● The task
Return every line of the data below that includes the string "JSON".

● Task inputs
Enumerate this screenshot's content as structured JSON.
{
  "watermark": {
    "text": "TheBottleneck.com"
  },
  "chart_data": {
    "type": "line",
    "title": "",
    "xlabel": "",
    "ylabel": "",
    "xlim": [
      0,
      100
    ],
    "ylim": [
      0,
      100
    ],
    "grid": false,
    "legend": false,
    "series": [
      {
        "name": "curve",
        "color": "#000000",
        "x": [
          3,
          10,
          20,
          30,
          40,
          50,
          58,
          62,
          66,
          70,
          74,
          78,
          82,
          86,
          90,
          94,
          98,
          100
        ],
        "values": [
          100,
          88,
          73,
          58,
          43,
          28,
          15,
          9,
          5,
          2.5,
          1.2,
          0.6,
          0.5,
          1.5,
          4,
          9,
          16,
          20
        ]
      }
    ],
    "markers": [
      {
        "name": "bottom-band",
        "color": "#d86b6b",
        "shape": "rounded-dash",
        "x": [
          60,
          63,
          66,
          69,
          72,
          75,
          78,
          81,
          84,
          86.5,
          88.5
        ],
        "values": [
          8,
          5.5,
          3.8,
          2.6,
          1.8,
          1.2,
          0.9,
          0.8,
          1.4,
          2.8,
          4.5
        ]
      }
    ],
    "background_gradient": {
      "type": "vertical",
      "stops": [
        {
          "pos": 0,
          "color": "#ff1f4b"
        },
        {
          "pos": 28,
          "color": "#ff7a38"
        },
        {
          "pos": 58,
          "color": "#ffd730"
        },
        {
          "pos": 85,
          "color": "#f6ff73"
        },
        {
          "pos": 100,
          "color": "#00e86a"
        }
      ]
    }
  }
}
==
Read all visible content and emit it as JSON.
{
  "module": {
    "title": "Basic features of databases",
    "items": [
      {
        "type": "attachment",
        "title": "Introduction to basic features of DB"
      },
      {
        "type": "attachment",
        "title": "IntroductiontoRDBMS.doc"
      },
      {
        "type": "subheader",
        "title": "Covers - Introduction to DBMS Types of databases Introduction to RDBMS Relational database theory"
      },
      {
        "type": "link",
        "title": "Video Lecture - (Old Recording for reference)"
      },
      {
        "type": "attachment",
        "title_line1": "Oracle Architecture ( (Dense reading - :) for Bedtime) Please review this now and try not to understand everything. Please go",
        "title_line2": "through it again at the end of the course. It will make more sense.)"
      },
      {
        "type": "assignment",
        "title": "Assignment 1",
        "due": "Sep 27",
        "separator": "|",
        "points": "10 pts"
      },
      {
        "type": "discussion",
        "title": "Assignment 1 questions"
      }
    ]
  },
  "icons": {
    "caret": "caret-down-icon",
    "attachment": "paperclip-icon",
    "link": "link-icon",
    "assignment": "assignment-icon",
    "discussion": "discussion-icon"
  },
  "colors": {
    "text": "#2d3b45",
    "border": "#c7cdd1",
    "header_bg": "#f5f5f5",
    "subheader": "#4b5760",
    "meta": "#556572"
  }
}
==
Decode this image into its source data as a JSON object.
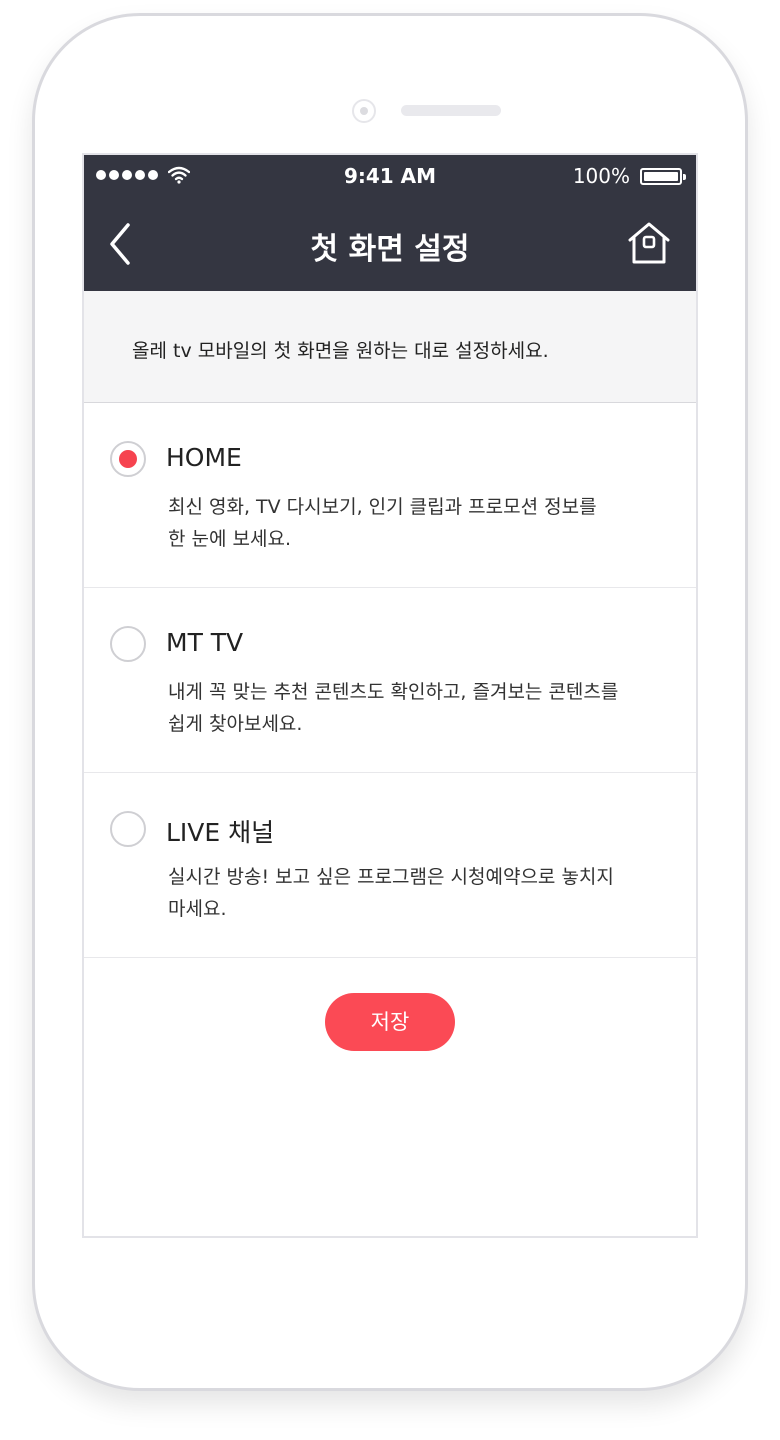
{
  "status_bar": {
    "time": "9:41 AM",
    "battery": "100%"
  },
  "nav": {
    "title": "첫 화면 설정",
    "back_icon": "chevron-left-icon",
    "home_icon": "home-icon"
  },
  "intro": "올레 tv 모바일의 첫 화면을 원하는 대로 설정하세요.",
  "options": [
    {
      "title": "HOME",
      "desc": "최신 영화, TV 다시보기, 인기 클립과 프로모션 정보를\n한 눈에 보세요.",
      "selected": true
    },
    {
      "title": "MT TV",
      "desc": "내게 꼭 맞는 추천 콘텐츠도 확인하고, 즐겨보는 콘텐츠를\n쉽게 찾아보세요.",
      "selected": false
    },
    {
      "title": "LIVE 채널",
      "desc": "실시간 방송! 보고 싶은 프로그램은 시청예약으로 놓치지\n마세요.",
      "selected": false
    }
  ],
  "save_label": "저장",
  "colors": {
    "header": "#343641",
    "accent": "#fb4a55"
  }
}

● Result
Enumerate this screenshot's content as structured JSON.
Read all visible content and emit it as JSON.
Decode this image into its source data as a JSON object.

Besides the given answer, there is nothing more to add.